[RECORDS FOR THE TASK]
---

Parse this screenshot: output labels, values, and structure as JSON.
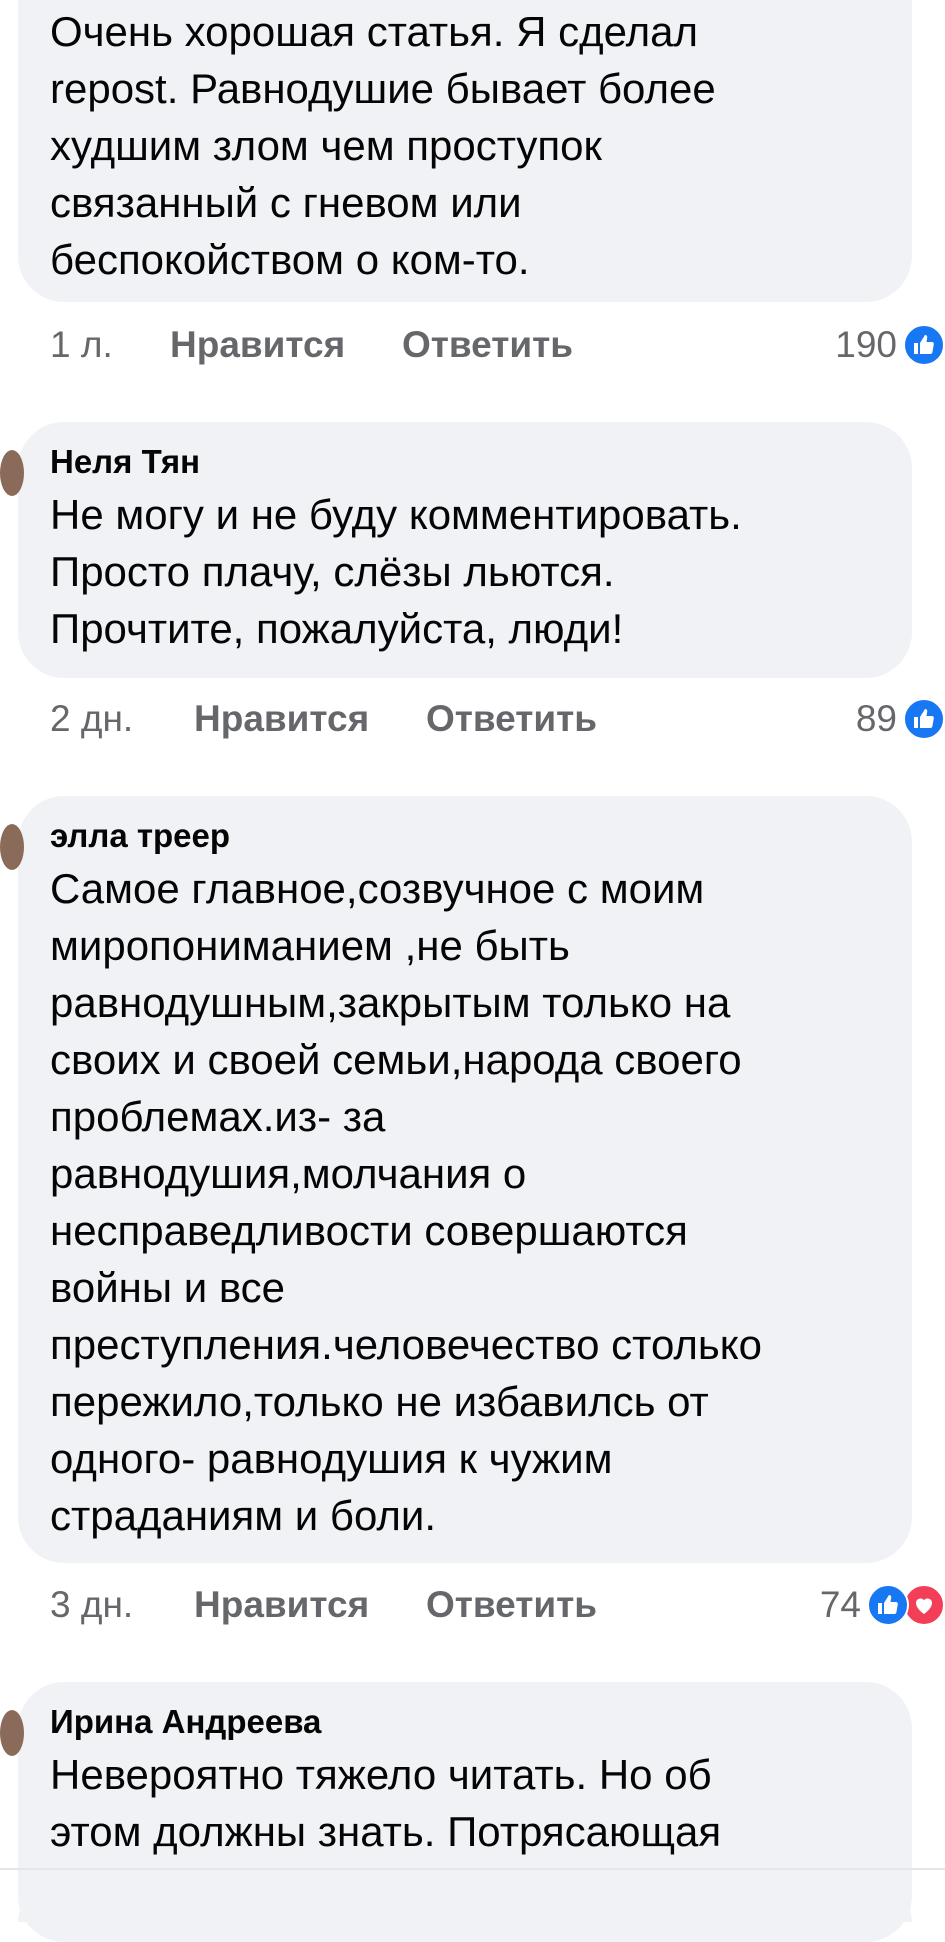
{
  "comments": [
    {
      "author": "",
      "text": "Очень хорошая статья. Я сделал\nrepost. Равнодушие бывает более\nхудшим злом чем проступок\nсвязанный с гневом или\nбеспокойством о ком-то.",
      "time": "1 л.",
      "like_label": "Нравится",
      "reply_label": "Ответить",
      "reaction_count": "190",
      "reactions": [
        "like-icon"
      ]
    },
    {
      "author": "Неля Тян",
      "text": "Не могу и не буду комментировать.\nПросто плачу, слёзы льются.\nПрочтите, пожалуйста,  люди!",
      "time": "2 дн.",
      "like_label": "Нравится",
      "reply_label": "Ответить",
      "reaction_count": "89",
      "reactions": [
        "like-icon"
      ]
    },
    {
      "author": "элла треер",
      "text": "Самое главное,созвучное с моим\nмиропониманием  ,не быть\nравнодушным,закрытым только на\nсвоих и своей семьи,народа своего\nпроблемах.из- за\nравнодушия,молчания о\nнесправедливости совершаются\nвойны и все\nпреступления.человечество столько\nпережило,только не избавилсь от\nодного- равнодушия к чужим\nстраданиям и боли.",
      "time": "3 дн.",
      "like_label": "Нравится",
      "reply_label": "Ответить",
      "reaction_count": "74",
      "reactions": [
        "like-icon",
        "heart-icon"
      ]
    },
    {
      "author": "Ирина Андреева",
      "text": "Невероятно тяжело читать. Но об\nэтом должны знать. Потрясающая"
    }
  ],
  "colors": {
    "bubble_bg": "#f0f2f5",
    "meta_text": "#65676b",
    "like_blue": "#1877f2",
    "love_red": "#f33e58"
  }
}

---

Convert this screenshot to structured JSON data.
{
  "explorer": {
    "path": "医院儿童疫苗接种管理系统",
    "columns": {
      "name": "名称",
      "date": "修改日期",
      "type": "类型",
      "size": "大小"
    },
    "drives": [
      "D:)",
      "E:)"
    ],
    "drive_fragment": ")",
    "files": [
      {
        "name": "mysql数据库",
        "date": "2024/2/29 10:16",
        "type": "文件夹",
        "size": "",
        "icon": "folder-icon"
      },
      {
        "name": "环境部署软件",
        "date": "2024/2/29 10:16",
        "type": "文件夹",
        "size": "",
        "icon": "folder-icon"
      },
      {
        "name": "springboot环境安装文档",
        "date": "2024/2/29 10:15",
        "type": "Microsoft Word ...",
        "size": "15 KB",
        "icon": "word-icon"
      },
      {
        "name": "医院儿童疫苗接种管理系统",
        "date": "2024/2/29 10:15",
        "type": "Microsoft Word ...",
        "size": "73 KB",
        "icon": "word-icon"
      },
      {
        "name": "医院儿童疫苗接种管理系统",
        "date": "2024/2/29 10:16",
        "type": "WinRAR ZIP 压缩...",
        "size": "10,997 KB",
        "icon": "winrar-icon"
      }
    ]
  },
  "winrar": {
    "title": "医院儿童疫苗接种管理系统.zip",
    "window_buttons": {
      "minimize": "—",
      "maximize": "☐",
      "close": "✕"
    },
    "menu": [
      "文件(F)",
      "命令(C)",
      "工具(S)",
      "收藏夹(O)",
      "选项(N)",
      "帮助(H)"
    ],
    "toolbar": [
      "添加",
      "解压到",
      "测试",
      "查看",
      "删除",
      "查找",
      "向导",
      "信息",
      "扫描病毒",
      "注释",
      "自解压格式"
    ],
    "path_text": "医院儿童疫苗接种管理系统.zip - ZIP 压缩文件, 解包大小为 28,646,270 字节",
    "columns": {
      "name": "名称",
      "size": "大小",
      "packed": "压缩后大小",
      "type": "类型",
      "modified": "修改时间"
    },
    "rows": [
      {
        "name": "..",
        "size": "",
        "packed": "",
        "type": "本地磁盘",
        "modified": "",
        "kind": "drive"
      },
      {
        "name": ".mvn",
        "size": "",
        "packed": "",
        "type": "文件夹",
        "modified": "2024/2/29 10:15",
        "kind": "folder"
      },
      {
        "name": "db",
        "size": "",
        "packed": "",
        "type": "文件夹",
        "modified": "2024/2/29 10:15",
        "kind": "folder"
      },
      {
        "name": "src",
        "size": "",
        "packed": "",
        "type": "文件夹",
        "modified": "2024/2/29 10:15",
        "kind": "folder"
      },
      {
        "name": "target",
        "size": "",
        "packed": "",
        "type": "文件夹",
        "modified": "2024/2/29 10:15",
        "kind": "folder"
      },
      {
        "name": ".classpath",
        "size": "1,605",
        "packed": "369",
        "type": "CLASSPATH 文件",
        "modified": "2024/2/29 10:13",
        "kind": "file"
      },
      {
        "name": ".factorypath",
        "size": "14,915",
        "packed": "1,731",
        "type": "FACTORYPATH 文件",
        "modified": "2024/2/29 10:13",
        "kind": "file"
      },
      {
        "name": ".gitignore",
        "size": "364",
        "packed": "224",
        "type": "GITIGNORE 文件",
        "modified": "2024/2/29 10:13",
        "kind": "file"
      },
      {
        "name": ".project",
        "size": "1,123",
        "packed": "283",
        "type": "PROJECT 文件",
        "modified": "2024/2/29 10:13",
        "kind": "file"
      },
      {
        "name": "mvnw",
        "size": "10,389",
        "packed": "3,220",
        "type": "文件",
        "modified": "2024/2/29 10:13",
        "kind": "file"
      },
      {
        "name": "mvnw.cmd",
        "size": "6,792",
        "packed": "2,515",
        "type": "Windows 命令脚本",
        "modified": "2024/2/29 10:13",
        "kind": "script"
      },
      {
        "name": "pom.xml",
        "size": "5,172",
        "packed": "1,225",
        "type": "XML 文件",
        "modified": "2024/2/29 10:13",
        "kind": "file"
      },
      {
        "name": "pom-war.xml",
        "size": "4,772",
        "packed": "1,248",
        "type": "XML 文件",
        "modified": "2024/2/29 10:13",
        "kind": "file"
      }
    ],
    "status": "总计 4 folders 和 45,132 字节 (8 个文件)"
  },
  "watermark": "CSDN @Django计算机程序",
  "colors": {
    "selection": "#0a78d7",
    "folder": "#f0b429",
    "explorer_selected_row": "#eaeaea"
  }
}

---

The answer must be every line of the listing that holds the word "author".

[YOUR SOLUTION]
      "author": "",
      "author": "Неля Тян",
      "author": "элла треер",
      "author": "Ирина Андреева",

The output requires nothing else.